*What the task requires*. Aside from the pictures, the entries should be given again exactly.

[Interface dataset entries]
-----

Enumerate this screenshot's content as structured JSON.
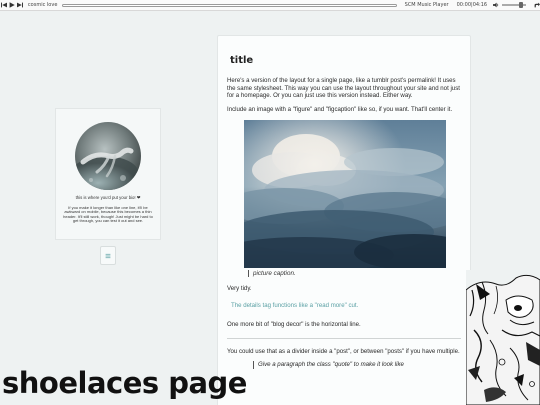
{
  "player": {
    "song": "cosmic love",
    "progress": 0.0,
    "brand": "SCM Music Player",
    "time": "00:00|04:16",
    "volume": 0.8
  },
  "sidebar": {
    "bio_short": "this is where you'd put your bio! ❤",
    "bio_long": "If you make it longer than like one line, it'll be awkward on mobile, because this becomes a thin header. It'll still work, though! Just might be hard to get through, you can test it out and see."
  },
  "post": {
    "title": "title",
    "p1": "Here's a version of the layout for a single page, like a tumblr post's permalink! It uses the same stylesheet. This way you can use the layout throughout your site and not just for a homepage. Or you can just use this version instead. Either way.",
    "p2": "Include an image with a \"figure\" and \"figcaption\" like so, if you want. That'll center it.",
    "figcaption": "picture caption.",
    "p3": "Very tidy.",
    "details": "The details tag functions like a \"read more\" cut.",
    "p4": "One more bit of \"blog decor\" is the horizontal line.",
    "p5": "You could use that as a divider inside a \"post\", or between \"posts\" if you have multiple.",
    "quote": "Give a paragraph the class \"quote\" to make it look like"
  },
  "site_title": "shoelaces page",
  "colors": {
    "background": "#eef2f2",
    "accent_link": "#5aa0a4",
    "card": "#fbfdfd"
  }
}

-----

*Reply*.
Enumerate this screenshot's content as structured JSON.
{
  "player": {
    "song": "cosmic love",
    "progress": 0.0,
    "brand": "SCM Music Player",
    "time": "00:00|04:16",
    "volume": 0.8
  },
  "sidebar": {
    "bio_short": "this is where you'd put your bio! ❤",
    "bio_long": "If you make it longer than like one line, it'll be awkward on mobile, because this becomes a thin header. It'll still work, though! Just might be hard to get through, you can test it out and see."
  },
  "post": {
    "title": "title",
    "p1": "Here's a version of the layout for a single page, like a tumblr post's permalink! It uses the same stylesheet. This way you can use the layout throughout your site and not just for a homepage. Or you can just use this version instead. Either way.",
    "p2": "Include an image with a \"figure\" and \"figcaption\" like so, if you want. That'll center it.",
    "figcaption": "picture caption.",
    "p3": "Very tidy.",
    "details": "The details tag functions like a \"read more\" cut.",
    "p4": "One more bit of \"blog decor\" is the horizontal line.",
    "p5": "You could use that as a divider inside a \"post\", or between \"posts\" if you have multiple.",
    "quote": "Give a paragraph the class \"quote\" to make it look like"
  },
  "site_title": "shoelaces page",
  "colors": {
    "background": "#eef2f2",
    "accent_link": "#5aa0a4",
    "card": "#fbfdfd"
  }
}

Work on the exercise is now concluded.